• Assigned task:
Output the entries as they appear, skipping images.

• Input:

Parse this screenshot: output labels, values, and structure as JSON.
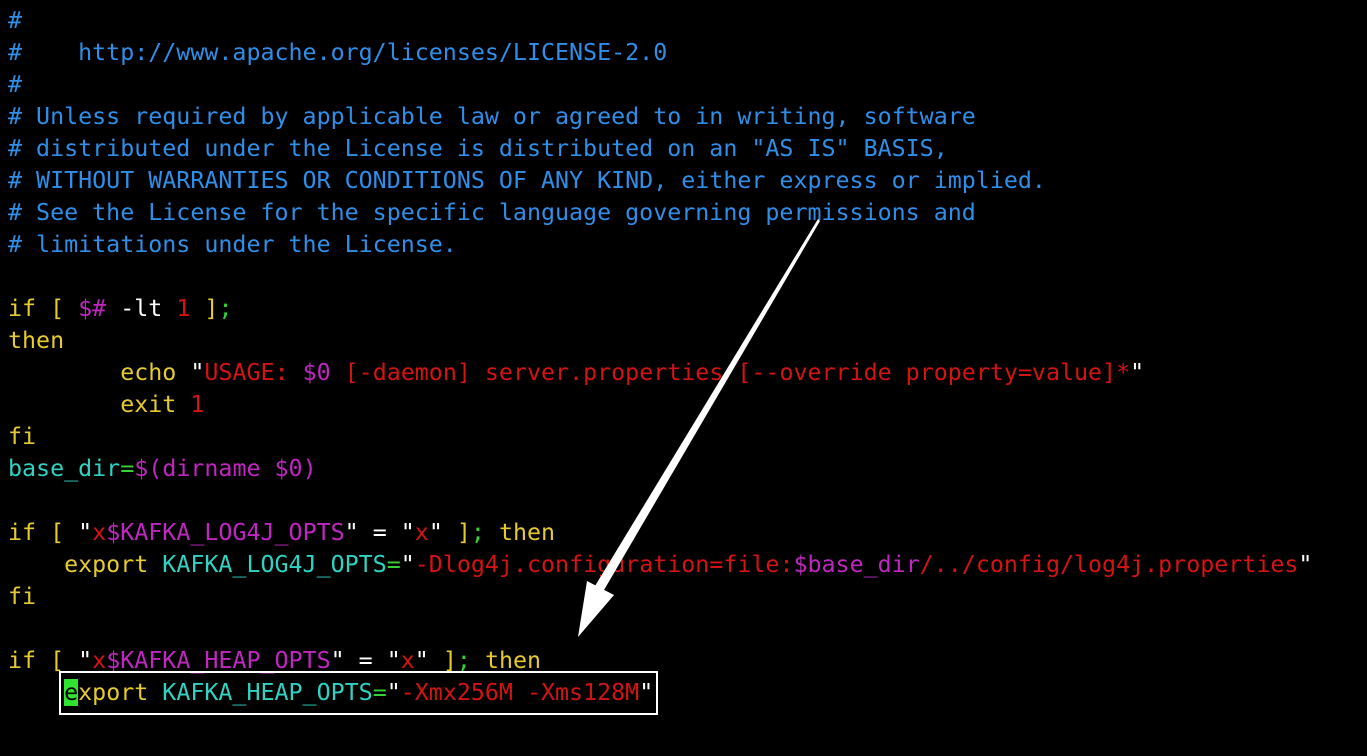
{
  "lines": [
    {
      "segments": [
        {
          "text": "#",
          "cls": "c-comment"
        }
      ]
    },
    {
      "segments": [
        {
          "text": "#    http://www.apache.org/licenses/LICENSE-2.0",
          "cls": "c-comment"
        }
      ]
    },
    {
      "segments": [
        {
          "text": "#",
          "cls": "c-comment"
        }
      ]
    },
    {
      "segments": [
        {
          "text": "# Unless required by applicable law or agreed to in writing, software",
          "cls": "c-comment"
        }
      ]
    },
    {
      "segments": [
        {
          "text": "# distributed under the License is distributed on an \"AS IS\" BASIS,",
          "cls": "c-comment"
        }
      ]
    },
    {
      "segments": [
        {
          "text": "# WITHOUT WARRANTIES OR CONDITIONS OF ANY KIND, either express or implied.",
          "cls": "c-comment"
        }
      ]
    },
    {
      "segments": [
        {
          "text": "# See the License for the specific language governing permissions and",
          "cls": "c-comment"
        }
      ]
    },
    {
      "segments": [
        {
          "text": "# limitations under the License.",
          "cls": "c-comment"
        }
      ]
    },
    {
      "segments": []
    },
    {
      "segments": [
        {
          "text": "if",
          "cls": "c-kw"
        },
        {
          "text": " [ ",
          "cls": "c-kw"
        },
        {
          "text": "$#",
          "cls": "c-var"
        },
        {
          "text": " -lt ",
          "cls": "c-white"
        },
        {
          "text": "1",
          "cls": "c-num"
        },
        {
          "text": " ]",
          "cls": "c-kw"
        },
        {
          "text": ";",
          "cls": "c-green"
        }
      ]
    },
    {
      "segments": [
        {
          "text": "then",
          "cls": "c-kw"
        }
      ]
    },
    {
      "segments": [
        {
          "text": "        echo ",
          "cls": "c-kw"
        },
        {
          "text": "\"",
          "cls": "c-white"
        },
        {
          "text": "USAGE: ",
          "cls": "c-str"
        },
        {
          "text": "$0",
          "cls": "c-var"
        },
        {
          "text": " [-daemon] server.properties [--override property=value]*",
          "cls": "c-str"
        },
        {
          "text": "\"",
          "cls": "c-white"
        }
      ]
    },
    {
      "segments": [
        {
          "text": "        exit ",
          "cls": "c-kw"
        },
        {
          "text": "1",
          "cls": "c-num"
        }
      ]
    },
    {
      "segments": [
        {
          "text": "fi",
          "cls": "c-kw"
        }
      ]
    },
    {
      "segments": [
        {
          "text": "base_dir",
          "cls": "c-cyan"
        },
        {
          "text": "=",
          "cls": "c-green"
        },
        {
          "text": "$(",
          "cls": "c-var"
        },
        {
          "text": "dirname ",
          "cls": "c-var"
        },
        {
          "text": "$0",
          "cls": "c-var"
        },
        {
          "text": ")",
          "cls": "c-var"
        }
      ]
    },
    {
      "segments": []
    },
    {
      "segments": [
        {
          "text": "if",
          "cls": "c-kw"
        },
        {
          "text": " [ ",
          "cls": "c-kw"
        },
        {
          "text": "\"",
          "cls": "c-white"
        },
        {
          "text": "x",
          "cls": "c-str"
        },
        {
          "text": "$KAFKA_LOG4J_OPTS",
          "cls": "c-var"
        },
        {
          "text": "\"",
          "cls": "c-white"
        },
        {
          "text": " = ",
          "cls": "c-white"
        },
        {
          "text": "\"",
          "cls": "c-white"
        },
        {
          "text": "x",
          "cls": "c-str"
        },
        {
          "text": "\"",
          "cls": "c-white"
        },
        {
          "text": " ]",
          "cls": "c-kw"
        },
        {
          "text": ";",
          "cls": "c-green"
        },
        {
          "text": " then",
          "cls": "c-kw"
        }
      ]
    },
    {
      "segments": [
        {
          "text": "    export ",
          "cls": "c-kw"
        },
        {
          "text": "KAFKA_LOG4J_OPTS",
          "cls": "c-cyan"
        },
        {
          "text": "=",
          "cls": "c-green"
        },
        {
          "text": "\"",
          "cls": "c-white"
        },
        {
          "text": "-Dlog4j.configuration=file:",
          "cls": "c-str"
        },
        {
          "text": "$base_dir",
          "cls": "c-var"
        },
        {
          "text": "/../config/log4j.properties",
          "cls": "c-str"
        },
        {
          "text": "\"",
          "cls": "c-white"
        }
      ]
    },
    {
      "segments": [
        {
          "text": "fi",
          "cls": "c-kw"
        }
      ]
    },
    {
      "segments": []
    },
    {
      "segments": [
        {
          "text": "if",
          "cls": "c-kw"
        },
        {
          "text": " [ ",
          "cls": "c-kw"
        },
        {
          "text": "\"",
          "cls": "c-white"
        },
        {
          "text": "x",
          "cls": "c-str"
        },
        {
          "text": "$KAFKA_HEAP_OPTS",
          "cls": "c-var"
        },
        {
          "text": "\"",
          "cls": "c-white"
        },
        {
          "text": " = ",
          "cls": "c-white"
        },
        {
          "text": "\"",
          "cls": "c-white"
        },
        {
          "text": "x",
          "cls": "c-str"
        },
        {
          "text": "\"",
          "cls": "c-white"
        },
        {
          "text": " ]",
          "cls": "c-kw"
        },
        {
          "text": ";",
          "cls": "c-green"
        },
        {
          "text": " then",
          "cls": "c-kw"
        }
      ]
    },
    {
      "segments": [
        {
          "text": "    ",
          "cls": "c-kw"
        },
        {
          "text": "e",
          "cls": "cursor"
        },
        {
          "text": "xport ",
          "cls": "c-kw"
        },
        {
          "text": "KAFKA_HEAP_OPTS",
          "cls": "c-cyan"
        },
        {
          "text": "=",
          "cls": "c-green"
        },
        {
          "text": "\"",
          "cls": "c-white"
        },
        {
          "text": "-Xmx256M -Xms128M",
          "cls": "c-str"
        },
        {
          "text": "\"",
          "cls": "c-white"
        }
      ]
    }
  ],
  "colors": {
    "background": "#000000",
    "comment": "#2f8fe8",
    "keyword": "#e6cb2f",
    "variable": "#c026c0",
    "string": "#d41313",
    "cyan": "#2fd3c3",
    "cursor": "#31e331",
    "annotation": "#ffffff"
  }
}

• Written answer:
Parse this screenshot: output labels, values, and structure as JSON.
{
  "lines": [
    {
      "segments": [
        {
          "text": "#",
          "cls": "c-comment"
        }
      ]
    },
    {
      "segments": [
        {
          "text": "#    http://www.apache.org/licenses/LICENSE-2.0",
          "cls": "c-comment"
        }
      ]
    },
    {
      "segments": [
        {
          "text": "#",
          "cls": "c-comment"
        }
      ]
    },
    {
      "segments": [
        {
          "text": "# Unless required by applicable law or agreed to in writing, software",
          "cls": "c-comment"
        }
      ]
    },
    {
      "segments": [
        {
          "text": "# distributed under the License is distributed on an \"AS IS\" BASIS,",
          "cls": "c-comment"
        }
      ]
    },
    {
      "segments": [
        {
          "text": "# WITHOUT WARRANTIES OR CONDITIONS OF ANY KIND, either express or implied.",
          "cls": "c-comment"
        }
      ]
    },
    {
      "segments": [
        {
          "text": "# See the License for the specific language governing permissions and",
          "cls": "c-comment"
        }
      ]
    },
    {
      "segments": [
        {
          "text": "# limitations under the License.",
          "cls": "c-comment"
        }
      ]
    },
    {
      "segments": []
    },
    {
      "segments": [
        {
          "text": "if",
          "cls": "c-kw"
        },
        {
          "text": " [ ",
          "cls": "c-kw"
        },
        {
          "text": "$#",
          "cls": "c-var"
        },
        {
          "text": " -lt ",
          "cls": "c-white"
        },
        {
          "text": "1",
          "cls": "c-num"
        },
        {
          "text": " ]",
          "cls": "c-kw"
        },
        {
          "text": ";",
          "cls": "c-green"
        }
      ]
    },
    {
      "segments": [
        {
          "text": "then",
          "cls": "c-kw"
        }
      ]
    },
    {
      "segments": [
        {
          "text": "        echo ",
          "cls": "c-kw"
        },
        {
          "text": "\"",
          "cls": "c-white"
        },
        {
          "text": "USAGE: ",
          "cls": "c-str"
        },
        {
          "text": "$0",
          "cls": "c-var"
        },
        {
          "text": " [-daemon] server.properties [--override property=value]*",
          "cls": "c-str"
        },
        {
          "text": "\"",
          "cls": "c-white"
        }
      ]
    },
    {
      "segments": [
        {
          "text": "        exit ",
          "cls": "c-kw"
        },
        {
          "text": "1",
          "cls": "c-num"
        }
      ]
    },
    {
      "segments": [
        {
          "text": "fi",
          "cls": "c-kw"
        }
      ]
    },
    {
      "segments": [
        {
          "text": "base_dir",
          "cls": "c-cyan"
        },
        {
          "text": "=",
          "cls": "c-green"
        },
        {
          "text": "$(",
          "cls": "c-var"
        },
        {
          "text": "dirname ",
          "cls": "c-var"
        },
        {
          "text": "$0",
          "cls": "c-var"
        },
        {
          "text": ")",
          "cls": "c-var"
        }
      ]
    },
    {
      "segments": []
    },
    {
      "segments": [
        {
          "text": "if",
          "cls": "c-kw"
        },
        {
          "text": " [ ",
          "cls": "c-kw"
        },
        {
          "text": "\"",
          "cls": "c-white"
        },
        {
          "text": "x",
          "cls": "c-str"
        },
        {
          "text": "$KAFKA_LOG4J_OPTS",
          "cls": "c-var"
        },
        {
          "text": "\"",
          "cls": "c-white"
        },
        {
          "text": " = ",
          "cls": "c-white"
        },
        {
          "text": "\"",
          "cls": "c-white"
        },
        {
          "text": "x",
          "cls": "c-str"
        },
        {
          "text": "\"",
          "cls": "c-white"
        },
        {
          "text": " ]",
          "cls": "c-kw"
        },
        {
          "text": ";",
          "cls": "c-green"
        },
        {
          "text": " then",
          "cls": "c-kw"
        }
      ]
    },
    {
      "segments": [
        {
          "text": "    export ",
          "cls": "c-kw"
        },
        {
          "text": "KAFKA_LOG4J_OPTS",
          "cls": "c-cyan"
        },
        {
          "text": "=",
          "cls": "c-green"
        },
        {
          "text": "\"",
          "cls": "c-white"
        },
        {
          "text": "-Dlog4j.configuration=file:",
          "cls": "c-str"
        },
        {
          "text": "$base_dir",
          "cls": "c-var"
        },
        {
          "text": "/../config/log4j.properties",
          "cls": "c-str"
        },
        {
          "text": "\"",
          "cls": "c-white"
        }
      ]
    },
    {
      "segments": [
        {
          "text": "fi",
          "cls": "c-kw"
        }
      ]
    },
    {
      "segments": []
    },
    {
      "segments": [
        {
          "text": "if",
          "cls": "c-kw"
        },
        {
          "text": " [ ",
          "cls": "c-kw"
        },
        {
          "text": "\"",
          "cls": "c-white"
        },
        {
          "text": "x",
          "cls": "c-str"
        },
        {
          "text": "$KAFKA_HEAP_OPTS",
          "cls": "c-var"
        },
        {
          "text": "\"",
          "cls": "c-white"
        },
        {
          "text": " = ",
          "cls": "c-white"
        },
        {
          "text": "\"",
          "cls": "c-white"
        },
        {
          "text": "x",
          "cls": "c-str"
        },
        {
          "text": "\"",
          "cls": "c-white"
        },
        {
          "text": " ]",
          "cls": "c-kw"
        },
        {
          "text": ";",
          "cls": "c-green"
        },
        {
          "text": " then",
          "cls": "c-kw"
        }
      ]
    },
    {
      "segments": [
        {
          "text": "    ",
          "cls": "c-kw"
        },
        {
          "text": "e",
          "cls": "cursor"
        },
        {
          "text": "xport ",
          "cls": "c-kw"
        },
        {
          "text": "KAFKA_HEAP_OPTS",
          "cls": "c-cyan"
        },
        {
          "text": "=",
          "cls": "c-green"
        },
        {
          "text": "\"",
          "cls": "c-white"
        },
        {
          "text": "-Xmx256M -Xms128M",
          "cls": "c-str"
        },
        {
          "text": "\"",
          "cls": "c-white"
        }
      ]
    }
  ],
  "colors": {
    "background": "#000000",
    "comment": "#2f8fe8",
    "keyword": "#e6cb2f",
    "variable": "#c026c0",
    "string": "#d41313",
    "cyan": "#2fd3c3",
    "cursor": "#31e331",
    "annotation": "#ffffff"
  }
}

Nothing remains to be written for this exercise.